A New York Christmas by Melissa Hill

This week I received the following books from publishing companies:

The Little Paris Bookshop by Nina George

Now That I Have Found You by Ciara Geraghty

Alice and the Fly by James Rice

So I cannot wait to get myself immersed in these books. They smell so good.However, this week I have chosen to read the following books:

Ticker by Lisa Mantchev

Strange Girls and Ordinary Women by Morgan McCarthy

Trouble by Non Pratt

The Boston Girl by Anita Diamant

So it should be a good week. I hope you are all having a great time and getting through some yummy books.

Much love,

L x


Assuming that her boyfriend Ben was about to propose, Juliet was more than surprised when she found evidence of his philandering ways. Rather than sit and sulk she decided to take up a lucrative festive job offer to work one last time as a chef at country estate Thornton Hall before going home to America to retrain to become a psychologist.

However, Christmas madness is rife at Thornton Hall and Juliet must control herself around her randy boss Jasper and the head chef Edward; whom she has secretly harboured a crush on for a very long time.


Ok, this is difficult for me. Christmas at Thornton Hall is a really well written book. The storylines are entertaining, intriguing even and the characters are well developed and very distinguishable. In fact, the whole story is well thought out and is a very accurate representation of what I personally believe life in a huge country manor is like. I just didn’t warm to this book like I do with other stories.

Take, for example, the protagonist Juliet. She was understandably upset by Ben’s cheating but she just couldn’t seem to make a decision over which man she wanted to be with. I found that frustrating. In each chapter she felt strongly for a different man in the cast. Her flightiness wasn’t appealing when as a reader I want to identify with the heroine.

Whilst I understand the need for all the plot twists – and which I admit they were executed well – it was hard at times to keep plot threads in order. I felt that this book was meant to be a romantic comedy not a mystery novel.

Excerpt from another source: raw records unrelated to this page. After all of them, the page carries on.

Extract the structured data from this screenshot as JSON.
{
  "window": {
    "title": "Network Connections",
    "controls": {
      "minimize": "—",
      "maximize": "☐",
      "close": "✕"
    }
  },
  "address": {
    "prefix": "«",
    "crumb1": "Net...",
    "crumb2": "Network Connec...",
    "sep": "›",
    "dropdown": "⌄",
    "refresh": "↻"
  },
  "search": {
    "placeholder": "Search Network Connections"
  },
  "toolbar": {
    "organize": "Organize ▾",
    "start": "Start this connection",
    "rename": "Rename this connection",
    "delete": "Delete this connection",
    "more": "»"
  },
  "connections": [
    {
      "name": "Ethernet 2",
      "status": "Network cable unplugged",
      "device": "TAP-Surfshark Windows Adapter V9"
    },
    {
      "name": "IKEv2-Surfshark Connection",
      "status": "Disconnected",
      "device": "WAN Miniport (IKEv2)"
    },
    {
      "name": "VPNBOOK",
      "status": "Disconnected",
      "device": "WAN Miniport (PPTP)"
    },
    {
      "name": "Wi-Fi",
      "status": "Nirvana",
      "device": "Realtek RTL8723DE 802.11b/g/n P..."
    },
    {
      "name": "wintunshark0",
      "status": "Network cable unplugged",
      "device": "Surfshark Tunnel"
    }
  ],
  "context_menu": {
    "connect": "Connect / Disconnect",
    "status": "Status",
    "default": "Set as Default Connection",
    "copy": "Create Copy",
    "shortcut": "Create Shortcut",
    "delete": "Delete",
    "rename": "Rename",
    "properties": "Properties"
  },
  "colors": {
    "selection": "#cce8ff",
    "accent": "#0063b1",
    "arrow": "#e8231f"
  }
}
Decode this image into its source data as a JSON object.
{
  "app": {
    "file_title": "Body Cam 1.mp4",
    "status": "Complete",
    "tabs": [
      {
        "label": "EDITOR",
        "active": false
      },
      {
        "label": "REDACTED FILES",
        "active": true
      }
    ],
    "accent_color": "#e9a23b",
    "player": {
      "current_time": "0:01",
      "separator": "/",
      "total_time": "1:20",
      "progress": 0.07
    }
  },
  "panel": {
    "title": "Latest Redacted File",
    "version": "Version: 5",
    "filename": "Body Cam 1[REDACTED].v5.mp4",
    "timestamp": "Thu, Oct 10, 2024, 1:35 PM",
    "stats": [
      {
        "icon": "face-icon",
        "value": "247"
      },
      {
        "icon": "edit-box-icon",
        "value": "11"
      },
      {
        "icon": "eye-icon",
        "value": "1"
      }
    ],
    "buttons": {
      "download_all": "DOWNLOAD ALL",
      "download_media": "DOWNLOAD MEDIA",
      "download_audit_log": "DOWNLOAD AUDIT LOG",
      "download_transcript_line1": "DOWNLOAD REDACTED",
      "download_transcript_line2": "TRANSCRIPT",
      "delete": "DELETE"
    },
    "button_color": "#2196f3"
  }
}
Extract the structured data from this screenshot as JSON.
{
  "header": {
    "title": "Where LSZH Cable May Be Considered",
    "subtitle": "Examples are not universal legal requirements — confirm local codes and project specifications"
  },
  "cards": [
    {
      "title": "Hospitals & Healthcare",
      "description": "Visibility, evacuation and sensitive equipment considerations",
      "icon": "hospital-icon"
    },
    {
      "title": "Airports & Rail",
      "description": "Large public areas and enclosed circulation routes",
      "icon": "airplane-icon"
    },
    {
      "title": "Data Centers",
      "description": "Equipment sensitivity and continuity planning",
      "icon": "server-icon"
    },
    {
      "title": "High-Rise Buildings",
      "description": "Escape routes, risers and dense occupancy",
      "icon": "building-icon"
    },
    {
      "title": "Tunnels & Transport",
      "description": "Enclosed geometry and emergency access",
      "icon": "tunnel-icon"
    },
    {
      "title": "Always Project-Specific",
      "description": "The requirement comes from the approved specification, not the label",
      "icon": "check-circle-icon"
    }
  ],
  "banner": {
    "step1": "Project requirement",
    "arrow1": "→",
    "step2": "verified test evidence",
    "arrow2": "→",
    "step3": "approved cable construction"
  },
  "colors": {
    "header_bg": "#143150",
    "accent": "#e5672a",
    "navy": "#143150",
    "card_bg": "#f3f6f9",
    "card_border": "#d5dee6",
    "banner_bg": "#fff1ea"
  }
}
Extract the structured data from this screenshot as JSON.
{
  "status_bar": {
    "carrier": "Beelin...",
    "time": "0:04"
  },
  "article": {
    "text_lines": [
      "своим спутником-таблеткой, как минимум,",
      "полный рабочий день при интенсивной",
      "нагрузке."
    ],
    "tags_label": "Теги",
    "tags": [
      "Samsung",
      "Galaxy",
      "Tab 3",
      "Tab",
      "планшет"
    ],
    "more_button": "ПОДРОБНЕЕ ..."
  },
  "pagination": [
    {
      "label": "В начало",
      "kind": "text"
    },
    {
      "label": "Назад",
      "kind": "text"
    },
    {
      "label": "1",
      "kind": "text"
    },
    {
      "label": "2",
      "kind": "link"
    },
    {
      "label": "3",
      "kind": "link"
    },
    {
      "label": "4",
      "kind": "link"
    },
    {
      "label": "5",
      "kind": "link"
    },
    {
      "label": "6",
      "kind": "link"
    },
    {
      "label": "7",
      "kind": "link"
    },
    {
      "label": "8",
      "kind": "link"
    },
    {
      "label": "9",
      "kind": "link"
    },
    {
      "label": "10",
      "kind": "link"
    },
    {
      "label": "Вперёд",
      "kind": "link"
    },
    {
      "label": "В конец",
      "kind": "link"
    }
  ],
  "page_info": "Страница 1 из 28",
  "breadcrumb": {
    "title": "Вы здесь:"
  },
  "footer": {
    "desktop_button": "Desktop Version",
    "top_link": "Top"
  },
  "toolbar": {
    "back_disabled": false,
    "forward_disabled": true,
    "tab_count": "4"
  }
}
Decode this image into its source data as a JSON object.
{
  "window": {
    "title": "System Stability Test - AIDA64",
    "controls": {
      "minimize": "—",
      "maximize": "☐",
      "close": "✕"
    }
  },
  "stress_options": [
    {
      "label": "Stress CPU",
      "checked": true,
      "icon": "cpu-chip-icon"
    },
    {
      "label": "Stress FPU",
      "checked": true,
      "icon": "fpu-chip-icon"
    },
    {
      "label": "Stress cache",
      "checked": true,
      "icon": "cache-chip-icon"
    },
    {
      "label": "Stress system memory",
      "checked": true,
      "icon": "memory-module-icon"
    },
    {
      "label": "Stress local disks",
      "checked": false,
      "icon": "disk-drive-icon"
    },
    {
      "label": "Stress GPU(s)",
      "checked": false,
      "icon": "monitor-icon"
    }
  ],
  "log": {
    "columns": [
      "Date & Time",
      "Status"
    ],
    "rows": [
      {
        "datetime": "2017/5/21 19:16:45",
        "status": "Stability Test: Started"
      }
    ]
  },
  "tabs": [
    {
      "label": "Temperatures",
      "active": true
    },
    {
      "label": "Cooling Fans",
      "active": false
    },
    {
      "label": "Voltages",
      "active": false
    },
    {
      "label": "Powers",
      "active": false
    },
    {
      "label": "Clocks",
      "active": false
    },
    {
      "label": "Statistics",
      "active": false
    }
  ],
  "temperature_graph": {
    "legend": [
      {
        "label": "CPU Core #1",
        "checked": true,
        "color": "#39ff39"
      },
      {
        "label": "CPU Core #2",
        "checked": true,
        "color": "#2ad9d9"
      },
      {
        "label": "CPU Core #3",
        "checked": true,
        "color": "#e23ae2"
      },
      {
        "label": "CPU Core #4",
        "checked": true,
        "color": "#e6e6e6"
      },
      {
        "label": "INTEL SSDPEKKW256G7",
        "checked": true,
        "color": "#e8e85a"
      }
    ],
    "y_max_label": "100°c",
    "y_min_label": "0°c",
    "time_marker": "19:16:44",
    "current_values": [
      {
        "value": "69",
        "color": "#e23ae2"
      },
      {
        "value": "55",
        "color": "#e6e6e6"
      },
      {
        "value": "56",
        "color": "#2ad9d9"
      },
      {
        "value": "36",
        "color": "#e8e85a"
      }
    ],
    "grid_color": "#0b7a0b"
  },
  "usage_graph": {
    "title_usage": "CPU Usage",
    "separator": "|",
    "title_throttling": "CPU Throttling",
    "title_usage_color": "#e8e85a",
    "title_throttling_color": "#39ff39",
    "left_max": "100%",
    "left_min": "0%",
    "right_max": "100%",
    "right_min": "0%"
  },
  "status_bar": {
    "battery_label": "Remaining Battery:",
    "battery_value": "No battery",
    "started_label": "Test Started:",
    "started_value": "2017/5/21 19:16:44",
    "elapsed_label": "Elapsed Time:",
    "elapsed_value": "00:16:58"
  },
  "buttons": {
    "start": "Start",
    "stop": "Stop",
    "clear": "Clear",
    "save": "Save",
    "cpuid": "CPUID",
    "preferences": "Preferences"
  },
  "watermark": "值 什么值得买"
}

I think the real indicator for me as to whether or not I enjoyed a book or not is how quickly or (in this case) slowly I devour the story and it took me a very long time to Christmas at Thornton Hall. It just didn’t hook me the way I expected it too.

Overall, as I say Christmas at Thornton Hall is written well and on paper it has everything you need – intricate plot, handsome male heroes, happy endings – it just wasn’t for me.

Christmas at Thornton Hall by Lynn Marie Hulsman is available now.

Christmas at Thornton Hall